◆ **Work order**
Using the records below, copy every line that holds the string "Selling".

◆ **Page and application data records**
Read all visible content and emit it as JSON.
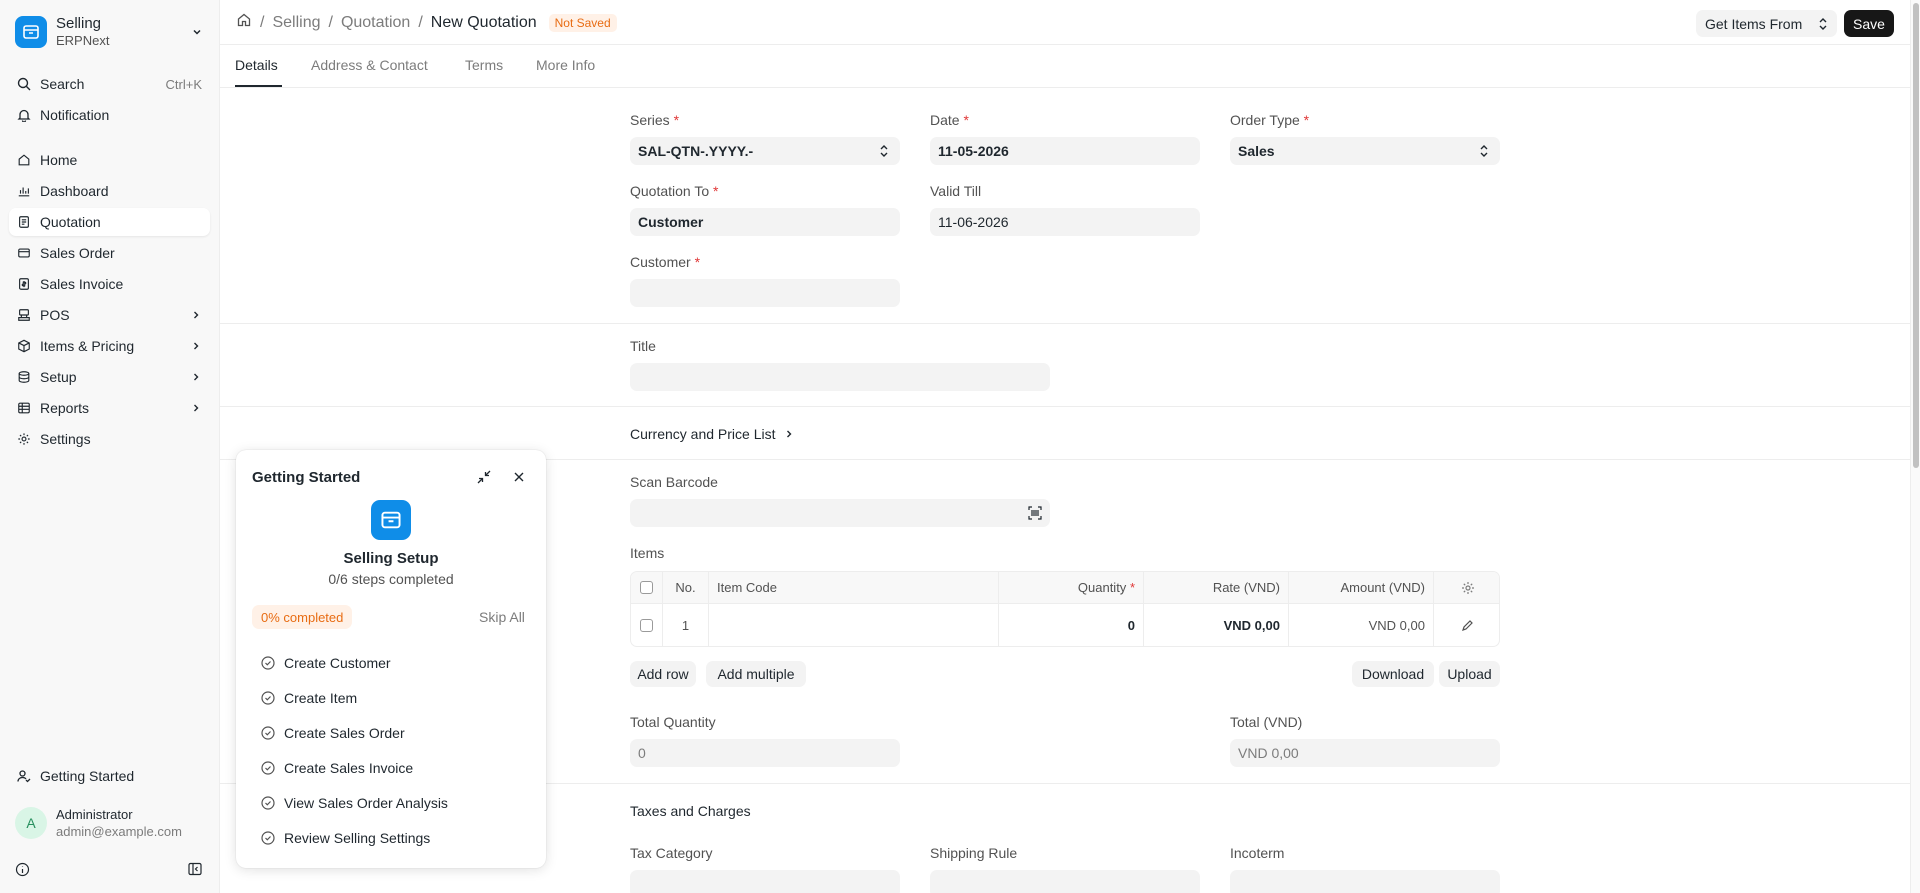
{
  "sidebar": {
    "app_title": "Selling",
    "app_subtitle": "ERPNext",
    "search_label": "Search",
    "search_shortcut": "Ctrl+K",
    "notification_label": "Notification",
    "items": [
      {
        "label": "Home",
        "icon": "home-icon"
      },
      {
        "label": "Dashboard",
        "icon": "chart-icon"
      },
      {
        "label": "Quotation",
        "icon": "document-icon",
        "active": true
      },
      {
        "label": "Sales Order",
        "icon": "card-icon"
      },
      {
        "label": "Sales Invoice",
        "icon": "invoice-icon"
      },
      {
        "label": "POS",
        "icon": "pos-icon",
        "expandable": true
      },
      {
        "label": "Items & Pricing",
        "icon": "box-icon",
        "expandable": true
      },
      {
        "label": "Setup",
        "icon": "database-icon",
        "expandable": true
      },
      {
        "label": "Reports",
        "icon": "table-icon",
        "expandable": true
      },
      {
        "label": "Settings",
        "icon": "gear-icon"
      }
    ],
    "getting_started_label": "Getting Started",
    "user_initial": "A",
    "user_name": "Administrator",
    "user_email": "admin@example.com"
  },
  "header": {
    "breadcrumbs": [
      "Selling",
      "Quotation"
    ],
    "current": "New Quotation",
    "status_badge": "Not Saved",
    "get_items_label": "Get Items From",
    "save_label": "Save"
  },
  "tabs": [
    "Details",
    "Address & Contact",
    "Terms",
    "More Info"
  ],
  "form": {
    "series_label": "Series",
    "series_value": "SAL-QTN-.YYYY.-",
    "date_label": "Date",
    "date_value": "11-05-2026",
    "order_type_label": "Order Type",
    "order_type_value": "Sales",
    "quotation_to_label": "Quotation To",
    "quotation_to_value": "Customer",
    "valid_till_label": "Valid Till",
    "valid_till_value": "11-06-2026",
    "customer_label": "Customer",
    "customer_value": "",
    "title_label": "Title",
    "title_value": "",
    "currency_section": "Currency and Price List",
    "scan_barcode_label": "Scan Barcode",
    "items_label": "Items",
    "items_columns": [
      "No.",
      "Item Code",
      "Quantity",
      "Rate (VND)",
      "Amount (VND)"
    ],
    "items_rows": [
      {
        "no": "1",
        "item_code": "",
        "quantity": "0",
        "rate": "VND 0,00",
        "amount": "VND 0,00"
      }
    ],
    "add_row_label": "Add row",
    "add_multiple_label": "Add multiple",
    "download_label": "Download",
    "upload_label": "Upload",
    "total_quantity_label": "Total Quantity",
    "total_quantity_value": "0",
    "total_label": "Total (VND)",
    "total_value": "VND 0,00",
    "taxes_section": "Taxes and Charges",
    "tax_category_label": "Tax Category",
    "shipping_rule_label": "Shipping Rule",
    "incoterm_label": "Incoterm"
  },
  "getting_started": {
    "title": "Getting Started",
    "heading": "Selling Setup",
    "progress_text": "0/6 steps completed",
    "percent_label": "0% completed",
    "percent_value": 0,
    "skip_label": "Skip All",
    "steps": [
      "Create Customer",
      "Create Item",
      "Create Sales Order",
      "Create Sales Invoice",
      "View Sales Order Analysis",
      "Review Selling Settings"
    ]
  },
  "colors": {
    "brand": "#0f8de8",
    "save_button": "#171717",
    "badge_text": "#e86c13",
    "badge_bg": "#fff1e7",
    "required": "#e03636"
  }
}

◆ **Answer section**
    "app_title": "Selling",
      "Selling",
    "heading": "Selling Setup",
      "Review Selling Settings"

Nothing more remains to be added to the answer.